TASK INSTRUCTIONS
Look through the data below. Pick out the lines holding the string "image".

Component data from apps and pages
- - -
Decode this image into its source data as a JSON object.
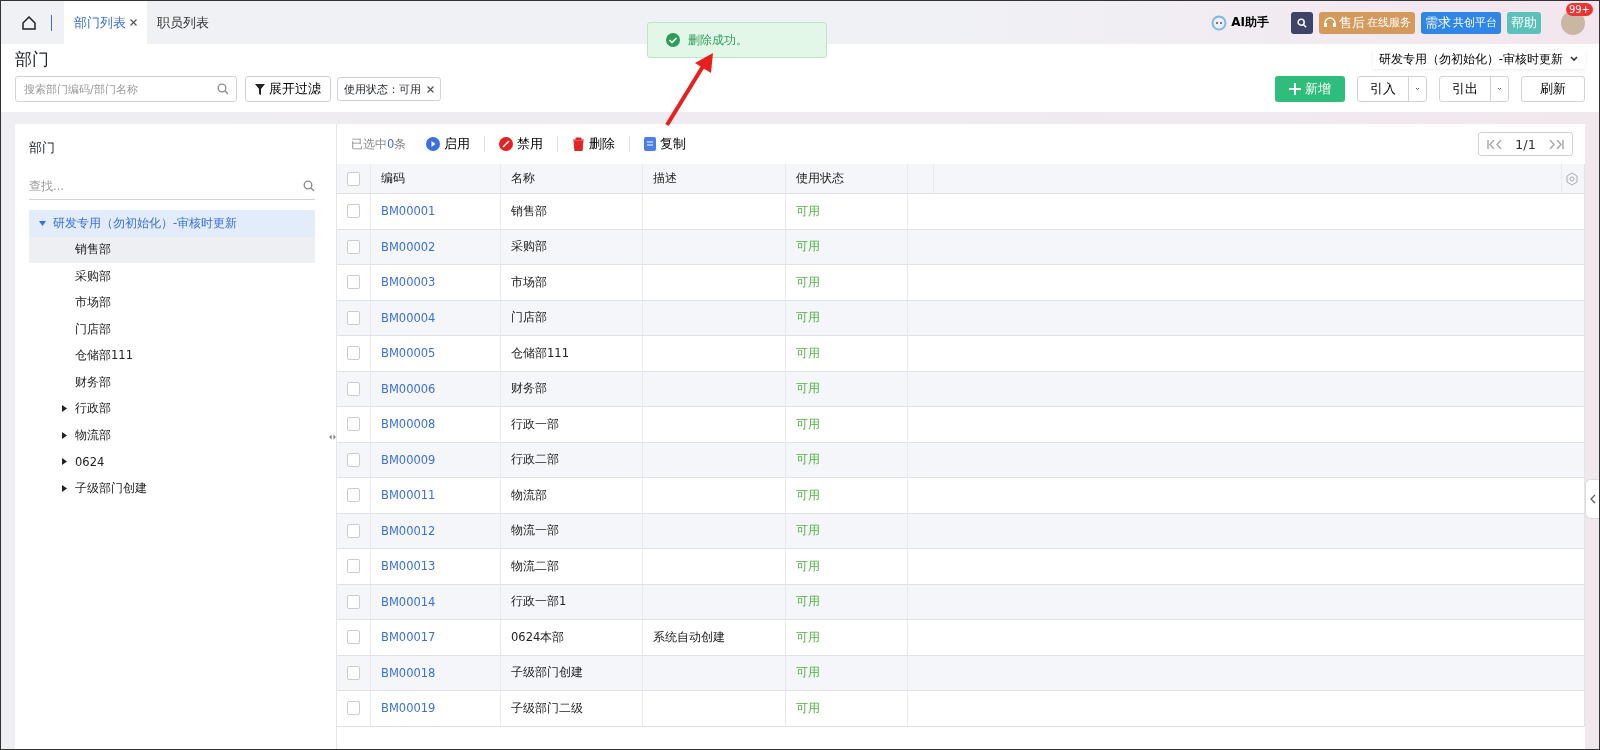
{
  "tabs": [
    {
      "label": "部门列表",
      "selected": true
    },
    {
      "label": "职员列表",
      "selected": false
    }
  ],
  "header_actions": {
    "ai": "AI助手",
    "service": {
      "main": "售后",
      "sub": "在线服务"
    },
    "platform": {
      "main": "需求",
      "sub": "共创平台"
    },
    "help": "帮助",
    "badge": "99+"
  },
  "toast": {
    "message": "删除成功。"
  },
  "page_title": "部门",
  "org_selector": "研发专用（勿初始化）-审核时更新",
  "search": {
    "placeholder": "搜索部门编码/部门名称"
  },
  "filter_button": "展开过滤",
  "filter_tag": "使用状态：可用",
  "actions": {
    "add": "新增",
    "import": "引入",
    "export": "引出",
    "refresh": "刷新"
  },
  "sidebar": {
    "title": "部门",
    "search_placeholder": "查找...",
    "tree": [
      {
        "label": "研发专用（勿初始化）-审核时更新",
        "selected": true,
        "expanded": true,
        "children": [
          {
            "label": "销售部",
            "selected": false,
            "highlighted": true
          },
          {
            "label": "采购部",
            "selected": false,
            "highlighted": false
          },
          {
            "label": "市场部",
            "selected": false,
            "highlighted": false
          },
          {
            "label": "门店部",
            "selected": false,
            "highlighted": false
          },
          {
            "label": "仓储部111",
            "selected": false,
            "highlighted": false
          },
          {
            "label": "财务部",
            "selected": false,
            "highlighted": false
          },
          {
            "label": "行政部",
            "selected": false,
            "highlighted": false,
            "expanded": false
          },
          {
            "label": "物流部",
            "selected": false,
            "highlighted": false,
            "expanded": false
          },
          {
            "label": "0624",
            "selected": false,
            "highlighted": false,
            "expanded": false
          },
          {
            "label": "子级部门创建",
            "selected": false,
            "highlighted": false,
            "expanded": false
          }
        ]
      }
    ]
  },
  "toolbar": {
    "selected_prefix": "已选中",
    "selected_count": "0",
    "selected_suffix": "条",
    "buttons": [
      {
        "kind": "enable",
        "label": "启用"
      },
      {
        "kind": "disable",
        "label": "禁用"
      },
      {
        "kind": "delete",
        "label": "删除"
      },
      {
        "kind": "copy",
        "label": "复制"
      }
    ],
    "pager": "1/1"
  },
  "table": {
    "all_checked": false,
    "columns": [
      "编码",
      "名称",
      "描述",
      "使用状态"
    ],
    "rows": [
      {
        "checked": false,
        "code": "BM00001",
        "name": "销售部",
        "description": "",
        "status": "可用"
      },
      {
        "checked": false,
        "code": "BM00002",
        "name": "采购部",
        "description": "",
        "status": "可用"
      },
      {
        "checked": false,
        "code": "BM00003",
        "name": "市场部",
        "description": "",
        "status": "可用"
      },
      {
        "checked": false,
        "code": "BM00004",
        "name": "门店部",
        "description": "",
        "status": "可用"
      },
      {
        "checked": false,
        "code": "BM00005",
        "name": "仓储部111",
        "description": "",
        "status": "可用"
      },
      {
        "checked": false,
        "code": "BM00006",
        "name": "财务部",
        "description": "",
        "status": "可用"
      },
      {
        "checked": false,
        "code": "BM00008",
        "name": "行政一部",
        "description": "",
        "status": "可用"
      },
      {
        "checked": false,
        "code": "BM00009",
        "name": "行政二部",
        "description": "",
        "status": "可用"
      },
      {
        "checked": false,
        "code": "BM00011",
        "name": "物流部",
        "description": "",
        "status": "可用"
      },
      {
        "checked": false,
        "code": "BM00012",
        "name": "物流一部",
        "description": "",
        "status": "可用"
      },
      {
        "checked": false,
        "code": "BM00013",
        "name": "物流二部",
        "description": "",
        "status": "可用"
      },
      {
        "checked": false,
        "code": "BM00014",
        "name": "行政一部1",
        "description": "",
        "status": "可用"
      },
      {
        "checked": false,
        "code": "BM00017",
        "name": "0624本部",
        "description": "系统自动创建",
        "status": "可用"
      },
      {
        "checked": false,
        "code": "BM00018",
        "name": "子级部门创建",
        "description": "",
        "status": "可用"
      },
      {
        "checked": false,
        "code": "BM00019",
        "name": "子级部门二级",
        "description": "",
        "status": "可用"
      }
    ]
  }
}
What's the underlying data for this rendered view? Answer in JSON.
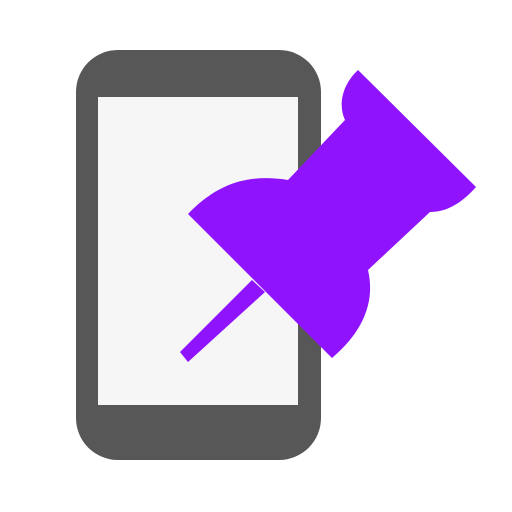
{
  "icon": {
    "phone_icon": "phone-icon",
    "pin_icon": "pushpin-icon"
  },
  "colors": {
    "background": "#ffffff",
    "phone_body": "#575757",
    "phone_screen": "#f6f6f6",
    "pin": "#9013fe"
  }
}
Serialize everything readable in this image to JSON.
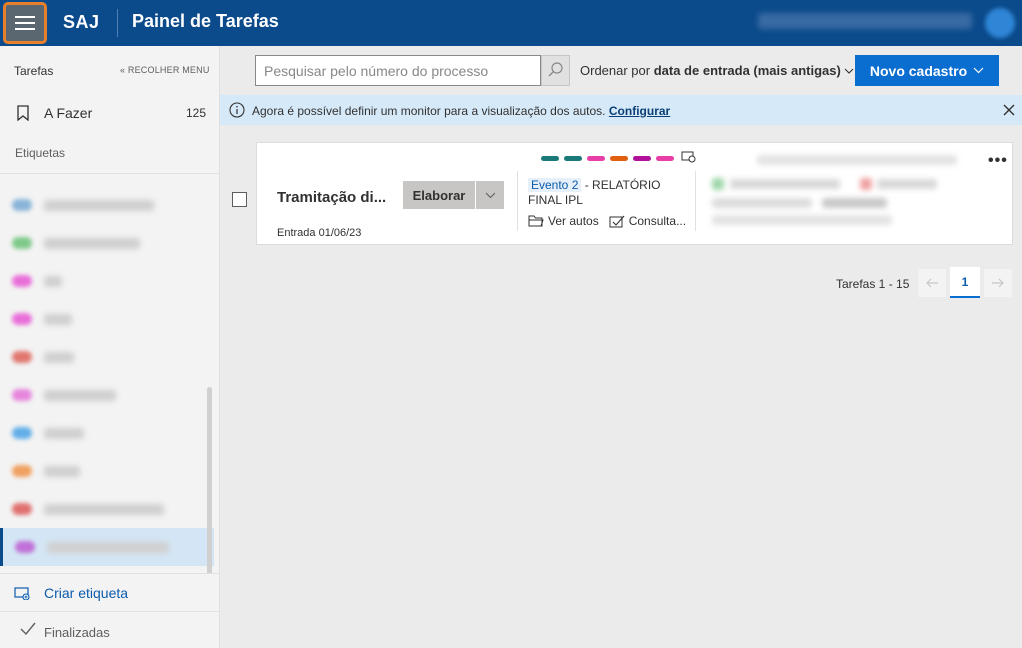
{
  "header": {
    "brand": "SAJ",
    "title": "Painel de Tarefas"
  },
  "sidebar": {
    "tasks_heading": "Tarefas",
    "collapse_label": "« RECOLHER MENU",
    "todo": {
      "label": "A Fazer",
      "count": "125"
    },
    "labels_heading": "Etiquetas",
    "label_colors": [
      "#8ab4d8",
      "#7fc98a",
      "#e86fd8",
      "#e86fd8",
      "#e0776f",
      "#e686dc",
      "#63aee8",
      "#f0a060",
      "#e07070",
      "#c070d8"
    ],
    "create_label": "Criar etiqueta",
    "finished_label": "Finalizadas"
  },
  "toolbar": {
    "search_placeholder": "Pesquisar pelo número do processo",
    "sort_prefix": "Ordenar por",
    "sort_value": "data de entrada (mais antigas)",
    "new_button": "Novo cadastro"
  },
  "banner": {
    "message": "Agora é possível definir um monitor para a visualização dos autos.",
    "link": "Configurar"
  },
  "task": {
    "title": "Tramitação di...",
    "entry": "Entrada 01/06/23",
    "action": "Elaborar",
    "tag_colors": [
      "#1a7a7a",
      "#1a7a7a",
      "#e83ea8",
      "#e06010",
      "#b0109a",
      "#e83ea8"
    ],
    "event_badge": "Evento 2",
    "event_text": "- RELATÓRIO FINAL IPL",
    "view_records": "Ver autos",
    "consult": "Consulta..."
  },
  "pagination": {
    "range_text": "Tarefas 1 - 15",
    "current_page": "1"
  },
  "colors": {
    "topbar": "#0b4a8b",
    "accent": "#0a6ed1",
    "banner": "#d6e9f8"
  }
}
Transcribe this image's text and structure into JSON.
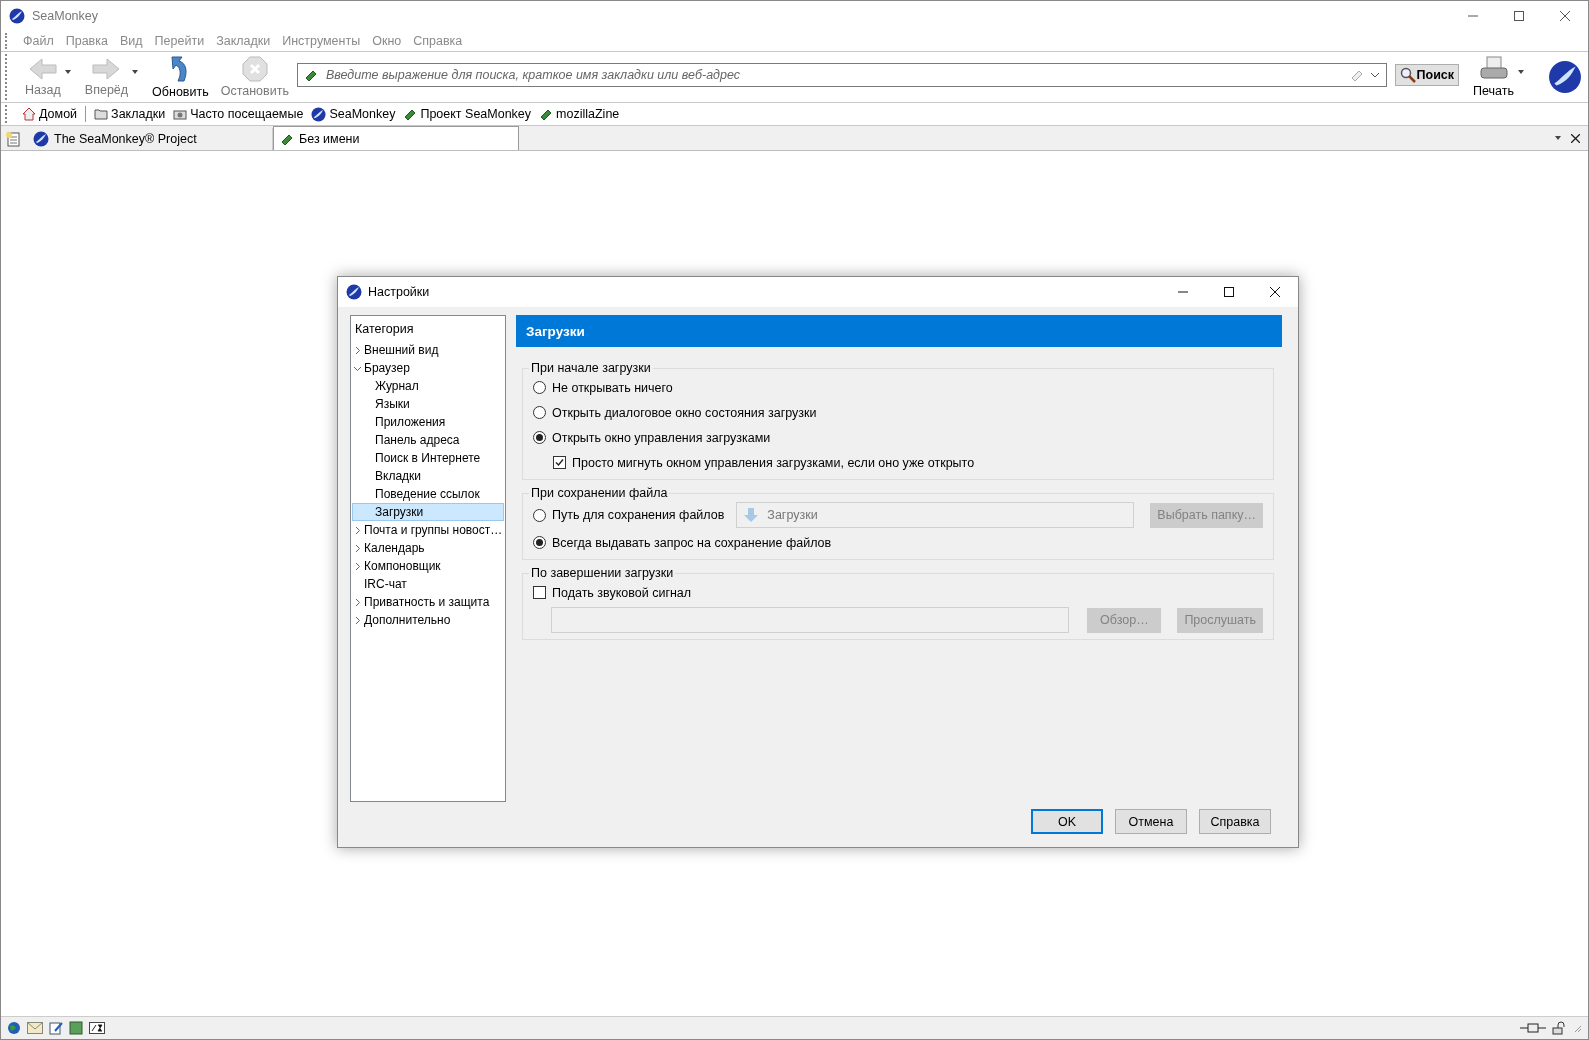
{
  "window": {
    "title": "SeaMonkey"
  },
  "menu": [
    "Файл",
    "Правка",
    "Вид",
    "Перейти",
    "Закладки",
    "Инструменты",
    "Окно",
    "Справка"
  ],
  "nav_buttons": [
    {
      "label": "Назад",
      "kind": "back",
      "disabled": true,
      "dropdown": true
    },
    {
      "label": "Вперёд",
      "kind": "forward",
      "disabled": true,
      "dropdown": true
    },
    {
      "label": "Обновить",
      "kind": "reload",
      "disabled": false,
      "dropdown": false
    },
    {
      "label": "Остановить",
      "kind": "stop",
      "disabled": true,
      "dropdown": false
    }
  ],
  "address": {
    "placeholder": "Введите выражение для поиска, краткое имя закладки или веб-адрес"
  },
  "search_button": "Поиск",
  "print_button": "Печать",
  "bookmarks": [
    {
      "label": "Домой",
      "kind": "home"
    },
    {
      "label": "Закладки",
      "kind": "folder"
    },
    {
      "label": "Часто посещаемые",
      "kind": "smart"
    },
    {
      "label": "SeaMonkey",
      "kind": "site"
    },
    {
      "label": "Проект SeaMonkey",
      "kind": "page"
    },
    {
      "label": "mozillaZine",
      "kind": "page"
    }
  ],
  "tabs": [
    {
      "label": "The SeaMonkey® Project",
      "kind": "site",
      "selected": false
    },
    {
      "label": "Без имени",
      "kind": "page",
      "selected": true
    }
  ],
  "dialog": {
    "title": "Настройки",
    "category_heading": "Категория",
    "categories": [
      {
        "label": "Внешний вид",
        "expanded": false,
        "selected": false
      },
      {
        "label": "Браузер",
        "expanded": true,
        "selected": false,
        "children": [
          {
            "label": "Журнал",
            "selected": false
          },
          {
            "label": "Языки",
            "selected": false
          },
          {
            "label": "Приложения",
            "selected": false
          },
          {
            "label": "Панель адреса",
            "selected": false
          },
          {
            "label": "Поиск в Интернете",
            "selected": false
          },
          {
            "label": "Вкладки",
            "selected": false
          },
          {
            "label": "Поведение ссылок",
            "selected": false
          },
          {
            "label": "Загрузки",
            "selected": true
          }
        ]
      },
      {
        "label": "Почта и группы новост…",
        "expanded": false,
        "selected": false
      },
      {
        "label": "Календарь",
        "expanded": false,
        "selected": false
      },
      {
        "label": "Компоновщик",
        "expanded": false,
        "selected": false
      },
      {
        "label": "IRC-чат",
        "selected": false
      },
      {
        "label": "Приватность и защита",
        "expanded": false,
        "selected": false
      },
      {
        "label": "Дополнительно",
        "expanded": false,
        "selected": false
      }
    ],
    "panel_title": "Загрузки",
    "groups": [
      {
        "legend": "При начале загрузки",
        "rows": [
          {
            "kind": "radio",
            "label": "Не открывать ничего",
            "selected": false
          },
          {
            "kind": "radio",
            "label": "Открыть диалоговое окно состояния загрузки",
            "selected": false
          },
          {
            "kind": "radio",
            "label": "Открыть окно управления загрузками",
            "selected": true
          },
          {
            "kind": "subcheckbox",
            "label": "Просто мигнуть окном управления загрузками, если оно уже открыто",
            "checked": true
          }
        ]
      },
      {
        "legend": "При сохранении файла",
        "rows": [
          {
            "kind": "path",
            "label": "Путь для сохранения файлов",
            "selected": false,
            "value": "Загрузки",
            "button": "Выбрать папку…",
            "disabled": true
          },
          {
            "kind": "radio",
            "label": "Всегда выдавать запрос на сохранение файлов",
            "selected": true
          }
        ]
      },
      {
        "legend": "По завершении загрузки",
        "rows": [
          {
            "kind": "checkbox",
            "label": "Подать звуковой сигнал",
            "checked": false
          },
          {
            "kind": "file",
            "buttons": [
              "Обзор…",
              "Прослушать"
            ],
            "disabled": true
          }
        ]
      }
    ],
    "buttons": [
      {
        "label": "OK",
        "default": true
      },
      {
        "label": "Отмена",
        "default": false
      },
      {
        "label": "Справка",
        "default": false
      }
    ]
  }
}
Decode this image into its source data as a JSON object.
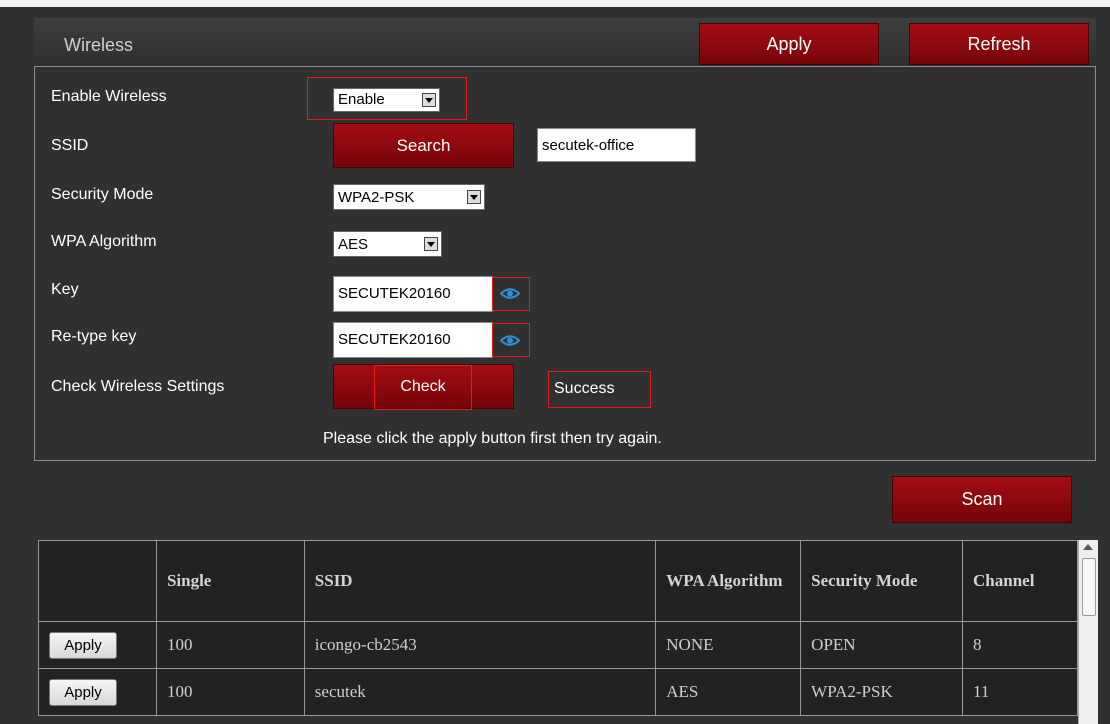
{
  "header": {
    "title": "Wireless",
    "apply_label": "Apply",
    "refresh_label": "Refresh"
  },
  "form": {
    "enable_wireless_label": "Enable Wireless",
    "enable_wireless_value": "Enable",
    "ssid_label": "SSID",
    "search_label": "Search",
    "ssid_value": "secutek-office",
    "security_mode_label": "Security Mode",
    "security_mode_value": "WPA2-PSK",
    "wpa_algorithm_label": "WPA Algorithm",
    "wpa_algorithm_value": "AES",
    "key_label": "Key",
    "key_value": "SECUTEK20160",
    "retype_key_label": "Re-type key",
    "retype_key_value": "SECUTEK20160",
    "check_label": "Check Wireless Settings",
    "check_button_label": "Check",
    "check_status": "Success",
    "notice": "Please click the apply button first then try again."
  },
  "scan_label": "Scan",
  "results": {
    "columns": [
      "",
      "Single",
      "SSID",
      "WPA Algorithm",
      "Security Mode",
      "Channel"
    ],
    "rows": [
      {
        "action": "Apply",
        "single": "100",
        "ssid": "icongo-cb2543",
        "wpa": "NONE",
        "security": "OPEN",
        "channel": "8"
      },
      {
        "action": "Apply",
        "single": "100",
        "ssid": "secutek",
        "wpa": "AES",
        "security": "WPA2-PSK",
        "channel": "11"
      }
    ]
  },
  "icons": {
    "eye": "eye-icon",
    "dropdown": "chevron-down-icon"
  },
  "colors": {
    "background": "#303030",
    "button_red": "#8f0a0e",
    "highlight_red": "#e51c1c",
    "eye_blue": "#2f8fd8"
  }
}
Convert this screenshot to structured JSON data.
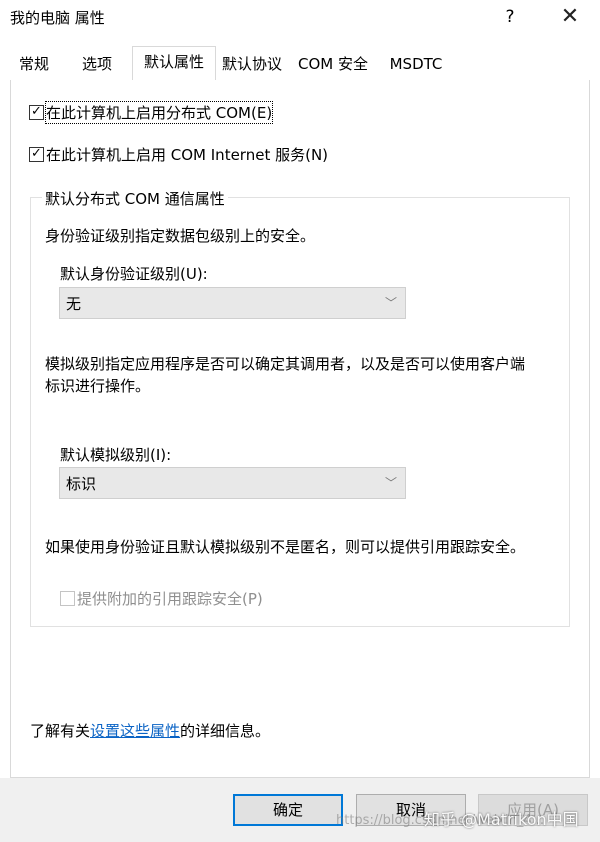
{
  "window": {
    "title": "我的电脑 属性",
    "help": "?",
    "close": "✕"
  },
  "tabs": [
    {
      "label": "常规"
    },
    {
      "label": "选项"
    },
    {
      "label": "默认属性",
      "active": true
    },
    {
      "label": "默认协议"
    },
    {
      "label": "COM 安全"
    },
    {
      "label": "MSDTC"
    }
  ],
  "checks": {
    "enable_dcom": {
      "label": "在此计算机上启用分布式 COM(E)",
      "checked": true
    },
    "enable_com_internet": {
      "label": "在此计算机上启用 COM Internet 服务(N)",
      "checked": true
    }
  },
  "group": {
    "title": "默认分布式 COM 通信属性",
    "auth_desc": "身份验证级别指定数据包级别上的安全。",
    "auth_label": "默认身份验证级别(U):",
    "auth_value": "无",
    "imp_desc_line1": "模拟级别指定应用程序是否可以确定其调用者，以及是否可以使用客户端",
    "imp_desc_line2": "标识进行操作。",
    "imp_label": "默认模拟级别(I):",
    "imp_value": "标识",
    "ref_desc": "如果使用身份验证且默认模拟级别不是匿名，则可以提供引用跟踪安全。",
    "ref_check_label": "提供附加的引用跟踪安全(P)",
    "ref_check_checked": false
  },
  "info": {
    "prefix": "了解有关",
    "link": "设置这些属性",
    "suffix": "的详细信息。"
  },
  "buttons": {
    "ok": "确定",
    "cancel": "取消",
    "apply": "应用(A)"
  },
  "watermarks": {
    "url": "https://blog.csdn.net/weixin_4...",
    "zhihu": "知乎 @Matrikon中国"
  },
  "colors": {
    "link": "#0a63c5",
    "default_button_border": "#0078d7"
  }
}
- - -
OUTPUT OF THE EXERCISE
Decode this image into its source data as a JSON object.
Serialize everything readable in this image to JSON.
Transcribe this image's text and structure into JSON.
Decode this image into its source data as a JSON object.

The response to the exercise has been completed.